the comforters, and they are the only true heart-talkers. Your speech, and their speeches, are conventional; they are molded by circumstances; they are suggested by the observation, remark, and influence of the parties to whom the speaking is addressed, or by whom it may be overheard. Your truëst thought is modified half through its utterance by a look, a sign, a smile, or a sneer. It is not individual : it is not in'tegral : it is social and mixed-half of you, and half of others. It bends, it sways, it multiplies, it retires, and it advances, as the talk of others presses, relaxes, or quickens.
2. But it is not so with Letters :-there you are, with only
the soulless pen, and the snow-white, virgin paper.

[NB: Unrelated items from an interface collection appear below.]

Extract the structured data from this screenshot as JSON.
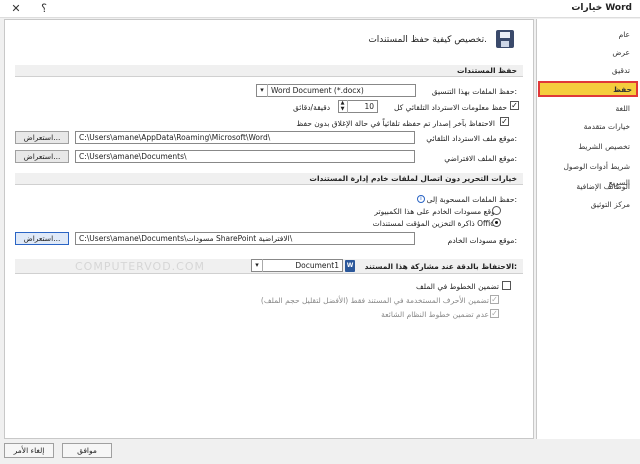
{
  "window": {
    "title": "خيارات Word",
    "help_label": "؟",
    "close_label": "✕"
  },
  "sidebar": {
    "items": [
      {
        "label": "عام"
      },
      {
        "label": "عرض"
      },
      {
        "label": "تدقيق"
      },
      {
        "label": "حفظ"
      },
      {
        "label": "اللغة"
      },
      {
        "label": "خيارات متقدمة"
      },
      {
        "label": "تخصيص الشريط"
      },
      {
        "label": "شريط أدوات الوصول السريع"
      },
      {
        "label": "الوظائف الإضافية"
      },
      {
        "label": "مركز التوثيق"
      }
    ],
    "active_index": 3
  },
  "header": {
    "description": "تخصيص كيفية حفظ المستندات."
  },
  "save_documents": {
    "section_title": "حفظ المستندات",
    "format_label": "حفظ الملفات بهذا التنسيق:",
    "format_value": "Word Document (*.docx)",
    "autorecover_label": "حفظ معلومات الاسترداد التلقائي كل",
    "autorecover_minutes": "10",
    "minutes_label": "دقيقة/دقائق",
    "keep_last_label": "الاحتفاظ بآخر إصدار تم حفظه تلقائياً في حالة الإغلاق بدون حفظ",
    "autorecover_location_label": "موقع ملف الاسترداد التلقائي:",
    "autorecover_location_value": "C:\\Users\\amane\\AppData\\Roaming\\Microsoft\\Word\\",
    "default_location_label": "موقع الملف الافتراضي:",
    "default_location_value": "C:\\Users\\amane\\Documents\\",
    "browse_label": "استعراض..."
  },
  "offline_editing": {
    "section_title": "خيارات التحرير دون اتصال لملفات خادم إدارة المستندات",
    "info_icon": "info-icon",
    "save_checkedout_label": "حفظ الملفات المسحوبة إلى:",
    "option_server_label": "موقع مسودات الخادم على هذا الكمبيوتر",
    "option_cache_label": "ذاكرة التخزين المؤقت لمستندات Office",
    "server_drafts_label": "موقع مسودات الخادم:",
    "server_drafts_value": "C:\\Users\\amane\\Documents\\مسودات SharePoint الافتراضية\\",
    "browse_label": "استعراض..."
  },
  "fidelity": {
    "section_title": "الاحتفاظ بالدقة عند مشاركة هذا المستند:",
    "document_value": "Document1",
    "embed_fonts_label": "تضمين الخطوط في الملف",
    "embed_chars_label": "تضمين الأحرف المستخدمة في المستند فقط (الأفضل لتقليل حجم الملف)",
    "no_common_fonts_label": "عدم تضمين خطوط النظام الشائعة"
  },
  "watermark": "COMPUTERVOD.COM",
  "footer": {
    "ok_label": "موافق",
    "cancel_label": "إلغاء الأمر"
  },
  "colors": {
    "active_bg": "#f5cd3d",
    "active_border": "#e03838",
    "focus_border": "#2a64c4"
  }
}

Your soul is měasuring itself by itself, and sāying its own sayings : there are no sneers to modify its utterance,-no scowl to scare ; nothing is present but you and your thought. Utter it then freely—write it down-stamp it—burn it in the ink!—There it is, a true soul-print!

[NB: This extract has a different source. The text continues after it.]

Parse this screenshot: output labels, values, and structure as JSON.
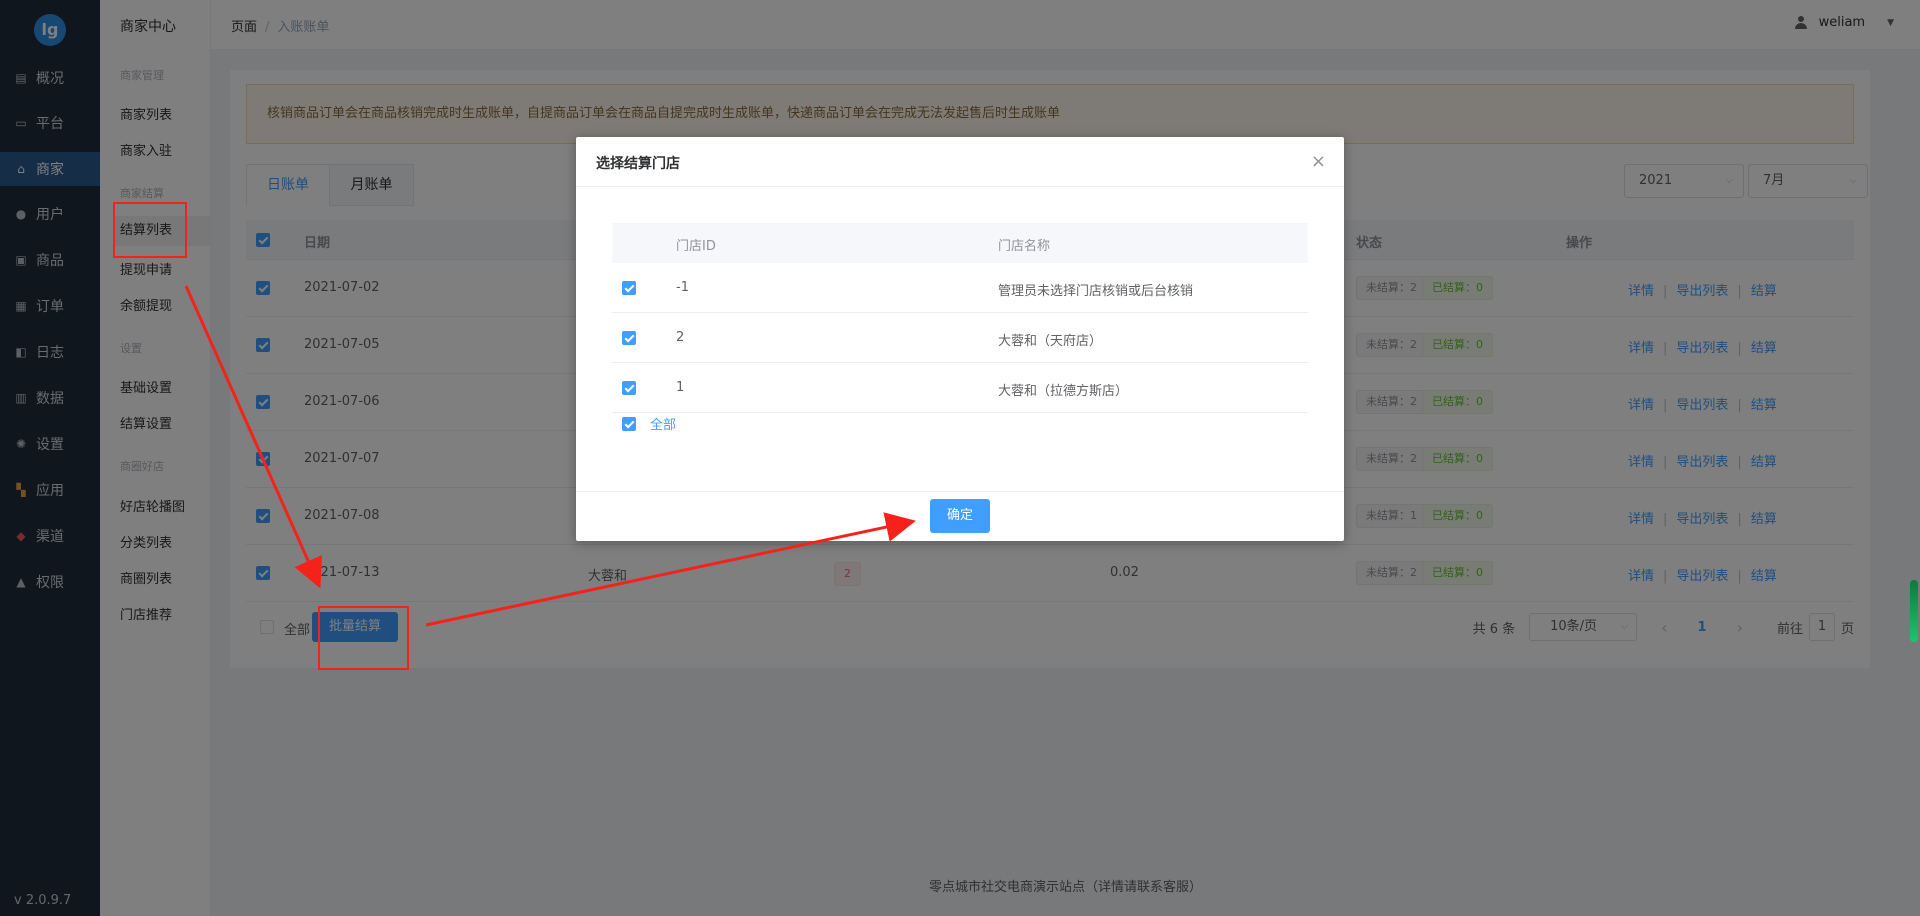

3. Oh, the glory, the freedom, the passion of a letter! It is worth all the lip-talk of the world. Do you say, it is studied, made up, acted, rehearsed, contrived, artistic ? Let me see it

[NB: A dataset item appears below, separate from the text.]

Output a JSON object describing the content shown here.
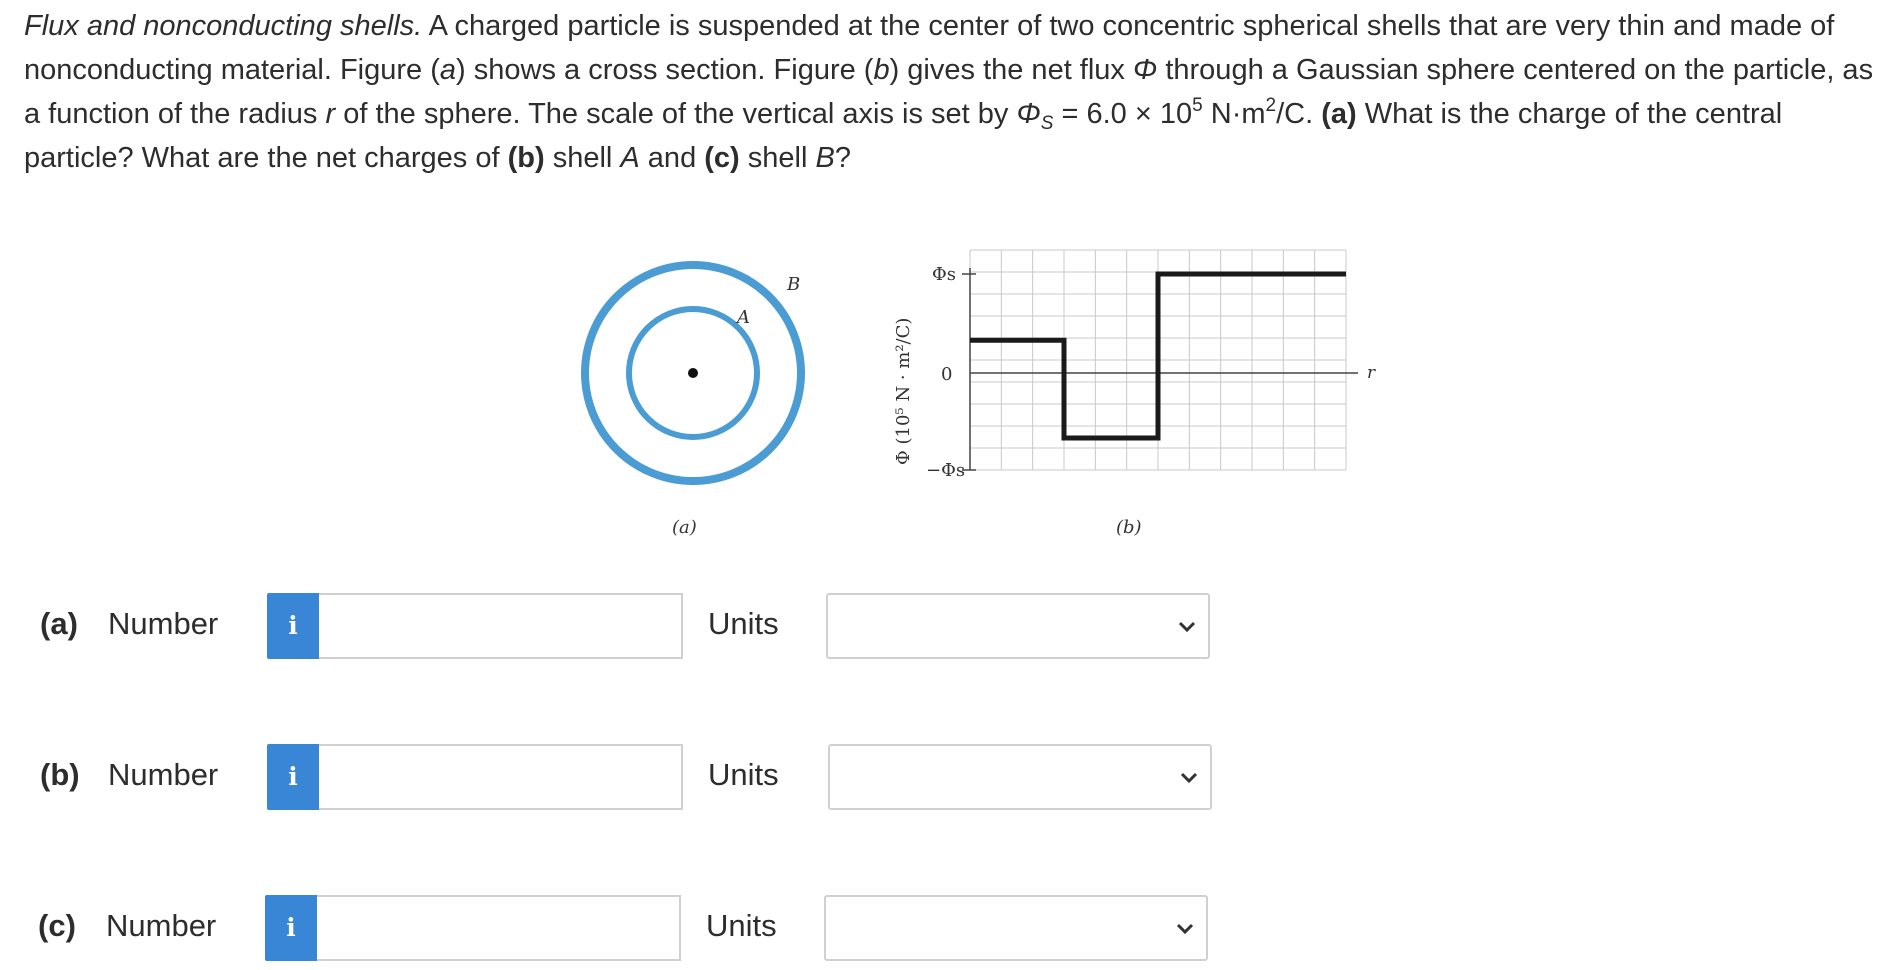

let me run it over : tell me age, sex, cir'cumstances, and I will tell you if it be studied or reäl; if it be the mērèst lip-slang put into words, or heart-talk blazing on the paper.
4. I have a little packet, not věry large, tied up with nărrow crimson ribbon, now soiled with frequent handling, which far into some winter's night I take down
om its nook upon my shelf, and untie, and open, and run over, with such sorrow and such joy, such tears and such smiles, as I am sure make me, for weeks after, a kinder and holiër man.
5. There are in this little packet letters in the familiar hand of a mother : what gentle admonition-what tender affection ! Göd have mercy on him who ontlives the tears that such admonitions and such affection call up to the eye! There are others in the budget, in the delicate and unformed hand of a loved and löst sister ;-written when she and you were full of glee, and the best mirth of youthfulness : does it harm you to recall that mirthfulness? or to trace again, for the hundredth time, that scrawling postscript at the bottom, with its i's so carefully dotted, and its gigantic t's so carefully crossed, by the childish hand of a little brother?
6. I have added latterly to that packet of letters : I almost need a new and longer ribbon ; the old one is gětting too short. Not a few of these new and cherished letters, a former Reverie has brought to me; not letters of cold praise, saying it was well done, artfully executed, prettily imagined---no such thing ; but letters of sympathy-of sympathy which means sympathy.
7. It would be cold and dastardly work to copy them ; I am too selfish for that. It is enough to say that they, the kind writers, have seen a heart in the Reverie-have felt that it was reäl, true. They know it: a secret influence has toid it. What matters it, pray, if literally there was no wife, and no dead child,